Readers must know by now that while I’m sympathetic to Israel in the current conflict, I wouldn’t let those sympathies weaken my hard-line support for freedom of speech. So when universities rushed to condemn Hamas in official statements, I didn’t really approve. Universities shouldn’t be in the business of making official statements about politics, ideology, or morality (something embodied in the University of Chicago’s Kalven report), no matter what the issues are, for official statements chill the speech of those who disagree. Still, only two schools in America that I know of—ours and UNC Chapel Hill—have official positions of institutional neutrality. (Ours has a few exceptions when the statements involve issues directly affecting the mission of the university: teaching, research, and learning.)
However, if Universities issue ideological statements habitually, and have made statements about George Floyd, Kyle Rittenhouse, Breonna Taylor, and the like, then of course they should have condemned what Hamas did on October 7. It just wouldn’t do, after a history of emitting political statements, for a university to suddenly become institutionally neutral when called upon to defend Jews. That has, as they say, “bad optics.” But then they need to reassess their overall principles. And they should adopt Kalven. I think that this will happen more often after the war, even if it happens for the bad reason that universities can barely bring themselves to criticize antisemitism.
Unfortunately, several universities, notably Harvard and Penn, didn’t condemn Hamas strongly enough for many people, and they had to go through several iterations of the condemnations. Harvard went through three, as President Claudine Gay, who signed an official condemnation with other administrators, then had to issue two subsequent clarifications. Despite that, both Penn and Harvard lost big-time Jewish donors appalled by what seemed to them reluctance to condemn outright evil behavior.
And that pretzel-twisting by universities is the very reason they should adopt institutional neutrality.

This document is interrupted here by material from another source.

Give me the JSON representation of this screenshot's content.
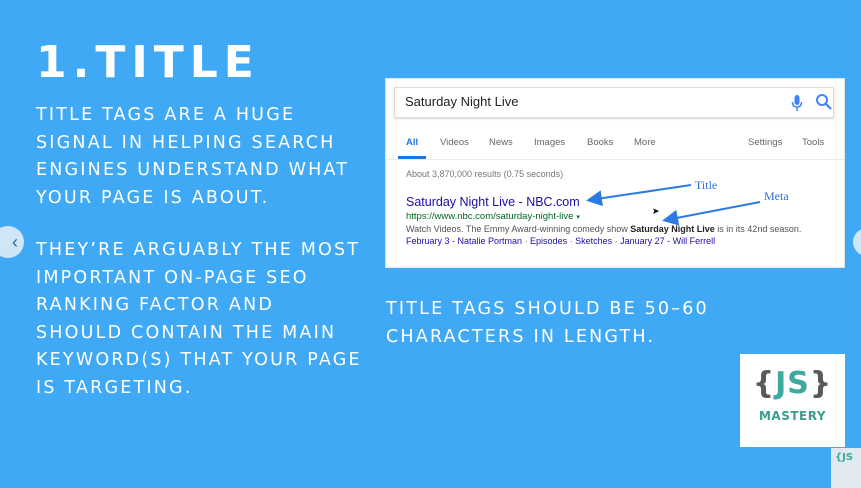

It simply avoids the impossible requirement to strike the right tone in a political statement, one that doesn’t offend a lot of students, faculty, and especially donors. The University of Chicago, whose anodyne statement about the war is here, hasn’t lost any donors because we took no official position.
Sadly, there will always be those who don’t recognize the utility of becoming institutionally neutral, and the reason why such policies exist. “Why?,” they demand, “can’t you simply condemn something so palpably evil as the butchery of Hamas on October 7?” To them it seems like you are timorous or even afraid to condemn Hamas. Not so: our university leaves it up to us to make unofficial personal statements about anything. It’s called freedom of speech, and we don’t have to worry about bucking what’s seen as “official policy”.
Sadly, four Israeli geneticists published a letter in Nature (below) which I’ve embedded, demanding the denunciation not just of terrorism, but of antisemitism, as well as calling for the release of kidnapped Israelis. Of course I agree with their views, but where I disagree is in their call that universities should issue official condemnations.
Below is the letter, which you can also read here:
Now of course universities should protect their members from “antisemitic actions” if those actions are repeated harassment of individuals, threats, or physical violence. That is illegal behavior. And they shouldn’t give academic credit to students who participate in pro-Palestinian rallies, unless there’s some reason to give academic credit to students who participate in any rally. (I can’t think of any.)
But beyond that, I reject all the other demands of the writers. Yes, there are people who think Hamas is the greatest thing since sliced bread, and their moral compasses are all twisted, but they have a right to express their views without fear of university retribution.
And the sentence “academic institutions should not condone distortion of facts in responses to the Hamas-Israeli conflict” leads inevitably to the view that “academic institutions should not condone distortion of facts” period, and that rabbit hole has no bottom.